▸ Assignment
Retype the records exactly.

▸ Interface dataset entries
'''

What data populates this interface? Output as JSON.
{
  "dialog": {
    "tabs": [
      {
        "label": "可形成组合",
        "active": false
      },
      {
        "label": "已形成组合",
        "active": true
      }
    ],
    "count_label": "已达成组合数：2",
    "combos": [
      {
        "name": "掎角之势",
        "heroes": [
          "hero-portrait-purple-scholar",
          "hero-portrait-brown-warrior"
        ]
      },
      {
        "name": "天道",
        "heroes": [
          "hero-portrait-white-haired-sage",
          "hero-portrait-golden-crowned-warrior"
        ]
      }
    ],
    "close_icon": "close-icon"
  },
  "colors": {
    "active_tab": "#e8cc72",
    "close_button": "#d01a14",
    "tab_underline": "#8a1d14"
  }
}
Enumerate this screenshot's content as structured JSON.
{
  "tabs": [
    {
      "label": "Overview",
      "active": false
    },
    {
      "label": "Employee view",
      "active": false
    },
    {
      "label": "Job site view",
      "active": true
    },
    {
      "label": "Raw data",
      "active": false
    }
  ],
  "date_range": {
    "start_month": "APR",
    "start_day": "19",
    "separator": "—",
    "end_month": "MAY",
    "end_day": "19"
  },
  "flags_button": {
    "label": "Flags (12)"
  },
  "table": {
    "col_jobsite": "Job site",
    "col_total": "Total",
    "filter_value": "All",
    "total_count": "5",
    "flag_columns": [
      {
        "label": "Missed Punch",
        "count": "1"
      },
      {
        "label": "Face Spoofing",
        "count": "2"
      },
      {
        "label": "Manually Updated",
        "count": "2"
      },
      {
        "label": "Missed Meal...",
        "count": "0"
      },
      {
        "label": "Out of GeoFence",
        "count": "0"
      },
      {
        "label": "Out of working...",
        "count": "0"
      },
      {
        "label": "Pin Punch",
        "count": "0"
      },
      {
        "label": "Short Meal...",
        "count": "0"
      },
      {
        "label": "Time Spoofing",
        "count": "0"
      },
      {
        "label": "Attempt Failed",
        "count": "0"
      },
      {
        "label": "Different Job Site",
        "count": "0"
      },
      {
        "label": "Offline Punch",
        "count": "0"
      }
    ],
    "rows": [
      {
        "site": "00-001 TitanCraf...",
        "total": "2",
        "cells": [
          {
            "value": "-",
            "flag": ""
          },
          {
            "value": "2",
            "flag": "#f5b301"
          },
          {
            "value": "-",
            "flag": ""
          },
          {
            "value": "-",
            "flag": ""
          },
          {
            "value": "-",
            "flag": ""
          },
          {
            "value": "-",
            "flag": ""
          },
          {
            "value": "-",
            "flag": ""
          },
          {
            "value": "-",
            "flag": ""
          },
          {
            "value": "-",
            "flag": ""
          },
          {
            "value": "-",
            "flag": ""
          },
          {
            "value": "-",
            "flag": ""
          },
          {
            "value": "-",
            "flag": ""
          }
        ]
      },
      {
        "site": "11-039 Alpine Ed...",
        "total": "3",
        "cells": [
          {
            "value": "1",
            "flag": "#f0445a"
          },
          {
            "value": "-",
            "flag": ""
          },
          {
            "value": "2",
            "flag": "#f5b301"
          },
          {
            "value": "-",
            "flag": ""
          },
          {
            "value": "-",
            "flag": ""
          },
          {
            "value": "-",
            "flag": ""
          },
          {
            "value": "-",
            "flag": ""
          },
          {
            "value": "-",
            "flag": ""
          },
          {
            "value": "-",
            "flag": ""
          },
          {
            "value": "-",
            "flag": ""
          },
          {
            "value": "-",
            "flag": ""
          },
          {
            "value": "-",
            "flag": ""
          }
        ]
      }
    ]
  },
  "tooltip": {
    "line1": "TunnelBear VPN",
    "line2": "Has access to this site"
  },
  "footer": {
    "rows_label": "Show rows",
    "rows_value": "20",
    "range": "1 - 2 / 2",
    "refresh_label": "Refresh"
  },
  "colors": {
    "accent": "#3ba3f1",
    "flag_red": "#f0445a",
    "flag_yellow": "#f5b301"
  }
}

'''

▸ Task solution
What data populates this interface? Output as JSON.
{
  "dialog": {
    "tabs": [
      {
        "label": "可形成组合",
        "active": false
      },
      {
        "label": "已形成组合",
        "active": true
      }
    ],
    "count_label": "已达成组合数：2",
    "combos": [
      {
        "name": "掎角之势",
        "heroes": [
          "hero-portrait-purple-scholar",
          "hero-portrait-brown-warrior"
        ]
      },
      {
        "name": "天道",
        "heroes": [
          "hero-portrait-white-haired-sage",
          "hero-portrait-golden-crowned-warrior"
        ]
      }
    ],
    "close_icon": "close-icon"
  },
  "colors": {
    "active_tab": "#e8cc72",
    "close_button": "#d01a14",
    "tab_underline": "#8a1d14"
  }
}
Enumerate this screenshot's content as structured JSON.
{
  "tabs": [
    {
      "label": "Overview",
      "active": false
    },
    {
      "label": "Employee view",
      "active": false
    },
    {
      "label": "Job site view",
      "active": true
    },
    {
      "label": "Raw data",
      "active": false
    }
  ],
  "date_range": {
    "start_month": "APR",
    "start_day": "19",
    "separator": "—",
    "end_month": "MAY",
    "end_day": "19"
  },
  "flags_button": {
    "label": "Flags (12)"
  },
  "table": {
    "col_jobsite": "Job site",
    "col_total": "Total",
    "filter_value": "All",
    "total_count": "5",
    "flag_columns": [
      {
        "label": "Missed Punch",
        "count": "1"
      },
      {
        "label": "Face Spoofing",
        "count": "2"
      },
      {
        "label": "Manually Updated",
        "count": "2"
      },
      {
        "label": "Missed Meal...",
        "count": "0"
      },
      {
        "label": "Out of GeoFence",
        "count": "0"
      },
      {
        "label": "Out of working...",
        "count": "0"
      },
      {
        "label": "Pin Punch",
        "count": "0"
      },
      {
        "label": "Short Meal...",
        "count": "0"
      },
      {
        "label": "Time Spoofing",
        "count": "0"
      },
      {
        "label": "Attempt Failed",
        "count": "0"
      },
      {
        "label": "Different Job Site",
        "count": "0"
      },
      {
        "label": "Offline Punch",
        "count": "0"
      }
    ],
    "rows": [
      {
        "site": "00-001 TitanCraf...",
        "total": "2",
        "cells": [
          {
            "value": "-",
            "flag": ""
          },
          {
            "value": "2",
            "flag": "#f5b301"
          },
          {
            "value": "-",
            "flag": ""
          },
          {
            "value": "-",
            "flag": ""
          },
          {
            "value": "-",
            "flag": ""
          },
          {
            "value": "-",
            "flag": ""
          },
          {
            "value": "-",
            "flag": ""
          },
          {
            "value": "-",
            "flag": ""
          },
          {
            "value": "-",
            "flag": ""
          },
          {
            "value": "-",
            "flag": ""
          },
          {
            "value": "-",
            "flag": ""
          },
          {
            "value": "-",
            "flag": ""
          }
        ]
      },
      {
        "site": "11-039 Alpine Ed...",
        "total": "3",
        "cells": [
          {
            "value": "1",
            "flag": "#f0445a"
          },
          {
            "value": "-",
            "flag": ""
          },
          {
            "value": "2",
            "flag": "#f5b301"
          },
          {
            "value": "-",
            "flag": ""
          },
          {
            "value": "-",
            "flag": ""
          },
          {
            "value": "-",
            "flag": ""
          },
          {
            "value": "-",
            "flag": ""
          },
          {
            "value": "-",
            "flag": ""
          },
          {
            "value": "-",
            "flag": ""
          },
          {
            "value": "-",
            "flag": ""
          },
          {
            "value": "-",
            "flag": ""
          },
          {
            "value": "-",
            "flag": ""
          }
        ]
      }
    ]
  },
  "tooltip": {
    "line1": "TunnelBear VPN",
    "line2": "Has access to this site"
  },
  "footer": {
    "rows_label": "Show rows",
    "rows_value": "20",
    "range": "1 - 2 / 2",
    "refresh_label": "Refresh"
  },
  "colors": {
    "accent": "#3ba3f1",
    "flag_red": "#f0445a",
    "flag_yellow": "#f5b301"
  }
}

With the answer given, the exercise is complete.